● TASK STATEMENT
Find the word "this" in the records and copy every line where it occurs.

═════ EXERCISE INPUT ═════

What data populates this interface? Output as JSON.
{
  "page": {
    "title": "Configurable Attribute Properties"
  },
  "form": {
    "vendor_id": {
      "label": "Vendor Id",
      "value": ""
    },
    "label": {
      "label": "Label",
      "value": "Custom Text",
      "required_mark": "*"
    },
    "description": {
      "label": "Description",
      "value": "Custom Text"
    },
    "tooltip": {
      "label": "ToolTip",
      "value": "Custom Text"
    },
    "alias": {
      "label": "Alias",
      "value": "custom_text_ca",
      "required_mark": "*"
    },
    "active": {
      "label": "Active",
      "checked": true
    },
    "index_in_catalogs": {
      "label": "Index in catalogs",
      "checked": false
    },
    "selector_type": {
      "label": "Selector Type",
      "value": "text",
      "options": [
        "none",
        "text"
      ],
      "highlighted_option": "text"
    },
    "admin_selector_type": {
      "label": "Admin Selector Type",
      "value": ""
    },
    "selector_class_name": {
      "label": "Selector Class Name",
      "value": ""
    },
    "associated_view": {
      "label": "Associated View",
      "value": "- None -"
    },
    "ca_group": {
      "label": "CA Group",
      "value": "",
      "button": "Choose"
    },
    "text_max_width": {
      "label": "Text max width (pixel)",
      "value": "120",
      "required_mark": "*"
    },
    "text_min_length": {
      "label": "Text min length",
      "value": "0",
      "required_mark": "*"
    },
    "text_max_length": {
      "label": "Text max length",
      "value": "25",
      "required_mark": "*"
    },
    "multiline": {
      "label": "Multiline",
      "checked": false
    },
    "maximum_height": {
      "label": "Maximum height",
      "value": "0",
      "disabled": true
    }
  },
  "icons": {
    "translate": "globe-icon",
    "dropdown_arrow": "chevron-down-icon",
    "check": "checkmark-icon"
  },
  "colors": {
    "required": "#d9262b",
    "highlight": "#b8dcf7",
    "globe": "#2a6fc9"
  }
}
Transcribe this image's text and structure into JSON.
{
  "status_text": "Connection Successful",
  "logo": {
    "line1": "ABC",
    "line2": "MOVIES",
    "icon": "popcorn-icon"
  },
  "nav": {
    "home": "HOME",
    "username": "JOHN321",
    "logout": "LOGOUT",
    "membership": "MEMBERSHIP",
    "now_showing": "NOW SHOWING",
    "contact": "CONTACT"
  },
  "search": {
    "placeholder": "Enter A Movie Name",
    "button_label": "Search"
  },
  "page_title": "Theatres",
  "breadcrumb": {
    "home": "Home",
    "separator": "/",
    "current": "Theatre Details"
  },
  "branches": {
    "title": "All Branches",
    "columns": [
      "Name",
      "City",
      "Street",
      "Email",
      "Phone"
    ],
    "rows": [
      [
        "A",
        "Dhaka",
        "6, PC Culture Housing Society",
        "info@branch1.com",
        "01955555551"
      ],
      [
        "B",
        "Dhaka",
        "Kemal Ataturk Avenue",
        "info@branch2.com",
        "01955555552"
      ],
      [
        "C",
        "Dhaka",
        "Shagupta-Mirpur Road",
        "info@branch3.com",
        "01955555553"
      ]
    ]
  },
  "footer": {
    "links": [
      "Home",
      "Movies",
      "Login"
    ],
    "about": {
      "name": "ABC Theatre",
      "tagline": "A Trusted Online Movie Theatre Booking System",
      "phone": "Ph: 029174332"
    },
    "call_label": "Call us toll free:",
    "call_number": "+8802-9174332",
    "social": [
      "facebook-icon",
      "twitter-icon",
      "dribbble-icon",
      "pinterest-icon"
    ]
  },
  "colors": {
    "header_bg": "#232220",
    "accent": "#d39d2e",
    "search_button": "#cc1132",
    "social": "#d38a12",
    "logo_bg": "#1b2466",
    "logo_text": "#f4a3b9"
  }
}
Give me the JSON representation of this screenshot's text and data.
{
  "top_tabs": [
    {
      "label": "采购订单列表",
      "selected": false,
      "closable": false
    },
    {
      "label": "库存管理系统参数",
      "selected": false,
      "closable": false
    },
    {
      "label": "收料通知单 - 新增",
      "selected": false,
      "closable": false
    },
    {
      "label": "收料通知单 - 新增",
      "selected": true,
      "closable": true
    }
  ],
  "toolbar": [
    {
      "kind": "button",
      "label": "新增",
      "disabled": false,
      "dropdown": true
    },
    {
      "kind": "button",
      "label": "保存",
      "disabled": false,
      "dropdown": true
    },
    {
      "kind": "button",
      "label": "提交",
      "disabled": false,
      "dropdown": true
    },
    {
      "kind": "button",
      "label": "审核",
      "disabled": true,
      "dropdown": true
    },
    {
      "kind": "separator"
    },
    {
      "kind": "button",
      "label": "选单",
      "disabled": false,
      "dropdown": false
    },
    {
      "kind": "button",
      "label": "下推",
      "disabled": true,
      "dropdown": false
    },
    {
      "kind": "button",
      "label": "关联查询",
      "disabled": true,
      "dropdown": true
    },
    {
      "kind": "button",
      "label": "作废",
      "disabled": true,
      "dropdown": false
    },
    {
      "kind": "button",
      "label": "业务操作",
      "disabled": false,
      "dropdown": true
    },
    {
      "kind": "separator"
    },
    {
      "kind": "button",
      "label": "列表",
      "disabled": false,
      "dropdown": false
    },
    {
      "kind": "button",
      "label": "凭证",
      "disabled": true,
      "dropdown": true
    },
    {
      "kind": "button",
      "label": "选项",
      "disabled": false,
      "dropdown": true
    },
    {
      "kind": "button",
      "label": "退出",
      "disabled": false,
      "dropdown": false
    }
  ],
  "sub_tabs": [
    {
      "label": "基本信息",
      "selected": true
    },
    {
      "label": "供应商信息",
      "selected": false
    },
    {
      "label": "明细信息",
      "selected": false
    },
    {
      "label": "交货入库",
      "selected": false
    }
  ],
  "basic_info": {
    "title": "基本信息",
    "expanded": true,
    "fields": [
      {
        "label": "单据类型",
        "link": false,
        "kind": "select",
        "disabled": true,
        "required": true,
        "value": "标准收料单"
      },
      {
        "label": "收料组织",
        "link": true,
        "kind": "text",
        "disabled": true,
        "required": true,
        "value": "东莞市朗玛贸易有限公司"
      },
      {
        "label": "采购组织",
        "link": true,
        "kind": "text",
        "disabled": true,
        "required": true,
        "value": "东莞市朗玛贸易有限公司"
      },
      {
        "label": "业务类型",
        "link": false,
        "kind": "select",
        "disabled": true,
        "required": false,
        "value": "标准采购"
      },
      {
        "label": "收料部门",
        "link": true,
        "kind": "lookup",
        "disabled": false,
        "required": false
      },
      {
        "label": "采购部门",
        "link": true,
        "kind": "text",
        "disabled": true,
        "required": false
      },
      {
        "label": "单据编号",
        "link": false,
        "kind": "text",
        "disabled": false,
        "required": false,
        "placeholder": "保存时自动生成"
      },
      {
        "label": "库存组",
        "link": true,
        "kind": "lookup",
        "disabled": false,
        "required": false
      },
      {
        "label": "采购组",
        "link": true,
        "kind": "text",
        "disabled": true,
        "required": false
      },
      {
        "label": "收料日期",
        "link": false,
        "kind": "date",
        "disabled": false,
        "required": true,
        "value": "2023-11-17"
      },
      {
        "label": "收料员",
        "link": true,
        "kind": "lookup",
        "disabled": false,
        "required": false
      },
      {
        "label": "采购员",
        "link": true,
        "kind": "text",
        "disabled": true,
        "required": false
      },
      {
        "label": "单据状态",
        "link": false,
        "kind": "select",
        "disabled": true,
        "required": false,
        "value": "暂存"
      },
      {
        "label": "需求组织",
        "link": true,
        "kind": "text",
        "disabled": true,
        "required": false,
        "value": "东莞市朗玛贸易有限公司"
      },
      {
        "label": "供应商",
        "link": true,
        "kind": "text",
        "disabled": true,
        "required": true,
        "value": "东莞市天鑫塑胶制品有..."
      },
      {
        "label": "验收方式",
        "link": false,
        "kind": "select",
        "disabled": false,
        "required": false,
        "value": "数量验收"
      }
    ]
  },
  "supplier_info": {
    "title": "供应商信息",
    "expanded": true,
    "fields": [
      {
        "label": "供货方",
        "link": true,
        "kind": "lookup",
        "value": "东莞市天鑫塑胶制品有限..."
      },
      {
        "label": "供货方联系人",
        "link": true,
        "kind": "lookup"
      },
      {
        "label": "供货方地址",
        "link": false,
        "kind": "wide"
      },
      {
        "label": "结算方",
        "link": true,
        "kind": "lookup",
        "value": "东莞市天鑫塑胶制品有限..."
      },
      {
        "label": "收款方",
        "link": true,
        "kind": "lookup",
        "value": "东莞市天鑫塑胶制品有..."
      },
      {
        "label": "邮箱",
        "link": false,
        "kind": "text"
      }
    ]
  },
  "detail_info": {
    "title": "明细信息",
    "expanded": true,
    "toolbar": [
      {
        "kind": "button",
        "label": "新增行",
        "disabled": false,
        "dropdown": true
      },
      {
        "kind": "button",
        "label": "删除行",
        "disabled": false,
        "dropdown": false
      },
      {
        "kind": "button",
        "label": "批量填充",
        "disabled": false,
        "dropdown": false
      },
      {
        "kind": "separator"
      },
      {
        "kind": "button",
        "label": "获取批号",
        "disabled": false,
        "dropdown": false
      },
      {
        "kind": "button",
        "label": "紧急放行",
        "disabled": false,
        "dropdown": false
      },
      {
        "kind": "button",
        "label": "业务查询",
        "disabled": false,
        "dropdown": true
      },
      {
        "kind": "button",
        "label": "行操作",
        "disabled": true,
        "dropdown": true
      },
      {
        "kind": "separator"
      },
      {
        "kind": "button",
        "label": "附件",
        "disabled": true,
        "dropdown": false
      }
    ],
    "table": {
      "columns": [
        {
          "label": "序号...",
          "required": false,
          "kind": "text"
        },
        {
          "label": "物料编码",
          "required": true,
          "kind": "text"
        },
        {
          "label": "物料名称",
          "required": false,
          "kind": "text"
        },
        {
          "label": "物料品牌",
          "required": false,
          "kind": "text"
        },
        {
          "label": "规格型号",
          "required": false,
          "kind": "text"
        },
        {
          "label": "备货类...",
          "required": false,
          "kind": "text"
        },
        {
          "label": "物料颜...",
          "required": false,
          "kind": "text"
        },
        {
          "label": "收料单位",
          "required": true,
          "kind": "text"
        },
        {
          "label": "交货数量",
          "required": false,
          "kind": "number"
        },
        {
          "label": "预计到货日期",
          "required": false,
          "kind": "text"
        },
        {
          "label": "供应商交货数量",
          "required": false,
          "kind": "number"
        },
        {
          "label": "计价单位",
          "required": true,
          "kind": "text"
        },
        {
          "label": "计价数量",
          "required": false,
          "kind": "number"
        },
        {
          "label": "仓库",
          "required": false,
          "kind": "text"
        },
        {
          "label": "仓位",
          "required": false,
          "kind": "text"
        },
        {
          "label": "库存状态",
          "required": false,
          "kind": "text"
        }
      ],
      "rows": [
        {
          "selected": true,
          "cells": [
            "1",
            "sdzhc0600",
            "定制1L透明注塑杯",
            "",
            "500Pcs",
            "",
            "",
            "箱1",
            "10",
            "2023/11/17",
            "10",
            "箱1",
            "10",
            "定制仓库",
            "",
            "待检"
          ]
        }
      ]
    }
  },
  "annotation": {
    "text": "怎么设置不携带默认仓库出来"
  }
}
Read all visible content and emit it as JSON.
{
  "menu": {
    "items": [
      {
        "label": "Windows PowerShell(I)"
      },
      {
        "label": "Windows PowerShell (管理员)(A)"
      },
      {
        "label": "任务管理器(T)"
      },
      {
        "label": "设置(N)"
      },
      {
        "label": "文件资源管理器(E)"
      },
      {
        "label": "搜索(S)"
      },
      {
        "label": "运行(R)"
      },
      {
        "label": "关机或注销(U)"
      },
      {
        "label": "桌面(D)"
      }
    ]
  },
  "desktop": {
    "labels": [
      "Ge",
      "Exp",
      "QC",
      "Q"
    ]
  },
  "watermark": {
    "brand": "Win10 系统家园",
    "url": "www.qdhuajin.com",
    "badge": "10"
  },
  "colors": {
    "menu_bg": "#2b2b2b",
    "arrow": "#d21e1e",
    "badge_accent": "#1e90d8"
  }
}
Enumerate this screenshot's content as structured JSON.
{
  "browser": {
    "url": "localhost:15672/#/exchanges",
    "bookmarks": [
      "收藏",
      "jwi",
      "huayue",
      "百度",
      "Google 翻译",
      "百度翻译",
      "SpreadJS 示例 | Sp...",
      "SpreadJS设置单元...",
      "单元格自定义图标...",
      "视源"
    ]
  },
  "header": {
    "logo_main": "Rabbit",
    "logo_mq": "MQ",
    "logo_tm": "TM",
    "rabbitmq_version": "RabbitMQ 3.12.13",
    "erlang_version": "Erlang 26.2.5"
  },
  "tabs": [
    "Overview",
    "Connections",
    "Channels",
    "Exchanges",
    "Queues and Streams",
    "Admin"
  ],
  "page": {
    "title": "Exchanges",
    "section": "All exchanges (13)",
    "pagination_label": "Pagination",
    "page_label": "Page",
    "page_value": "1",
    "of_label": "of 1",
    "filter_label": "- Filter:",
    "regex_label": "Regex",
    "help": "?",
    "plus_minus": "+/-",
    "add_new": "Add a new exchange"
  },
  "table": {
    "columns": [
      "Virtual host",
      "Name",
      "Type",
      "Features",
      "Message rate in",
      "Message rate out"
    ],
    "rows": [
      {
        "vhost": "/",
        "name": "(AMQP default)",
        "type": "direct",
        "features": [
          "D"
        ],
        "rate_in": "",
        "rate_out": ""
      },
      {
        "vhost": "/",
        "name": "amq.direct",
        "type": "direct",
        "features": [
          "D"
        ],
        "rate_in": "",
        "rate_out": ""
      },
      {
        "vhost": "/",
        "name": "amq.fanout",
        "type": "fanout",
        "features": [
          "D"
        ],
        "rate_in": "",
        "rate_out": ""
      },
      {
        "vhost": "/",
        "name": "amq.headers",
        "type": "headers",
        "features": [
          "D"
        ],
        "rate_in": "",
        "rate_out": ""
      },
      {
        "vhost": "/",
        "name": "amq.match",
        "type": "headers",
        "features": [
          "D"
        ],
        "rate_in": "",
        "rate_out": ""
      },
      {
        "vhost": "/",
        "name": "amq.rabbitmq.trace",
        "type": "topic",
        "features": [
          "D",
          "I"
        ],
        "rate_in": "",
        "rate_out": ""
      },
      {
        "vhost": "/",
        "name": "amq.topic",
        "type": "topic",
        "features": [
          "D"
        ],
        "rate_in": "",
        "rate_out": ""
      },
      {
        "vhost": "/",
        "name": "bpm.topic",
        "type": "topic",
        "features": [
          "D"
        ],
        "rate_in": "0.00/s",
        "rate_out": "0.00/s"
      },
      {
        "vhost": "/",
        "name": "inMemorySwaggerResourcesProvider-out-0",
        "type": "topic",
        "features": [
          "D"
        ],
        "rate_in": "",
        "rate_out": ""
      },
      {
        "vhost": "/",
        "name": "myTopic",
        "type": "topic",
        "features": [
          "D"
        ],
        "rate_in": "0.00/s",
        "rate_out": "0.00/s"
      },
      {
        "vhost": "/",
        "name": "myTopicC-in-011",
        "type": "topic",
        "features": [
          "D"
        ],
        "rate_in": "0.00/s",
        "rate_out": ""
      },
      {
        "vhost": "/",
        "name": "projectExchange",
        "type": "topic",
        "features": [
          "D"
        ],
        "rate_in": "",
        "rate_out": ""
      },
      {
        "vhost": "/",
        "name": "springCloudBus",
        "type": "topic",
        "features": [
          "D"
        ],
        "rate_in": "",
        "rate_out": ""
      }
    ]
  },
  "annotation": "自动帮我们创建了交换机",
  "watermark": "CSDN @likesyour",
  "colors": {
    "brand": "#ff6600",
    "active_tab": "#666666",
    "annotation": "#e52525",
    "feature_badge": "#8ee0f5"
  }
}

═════

● EXERCISE RESPONSE
What data populates this interface? Output as JSON.
Transcribe this image's text and structure into JSON.
Give me the JSON representation of this screenshot's text and data.
Enumerate this screenshot's content as structured JSON.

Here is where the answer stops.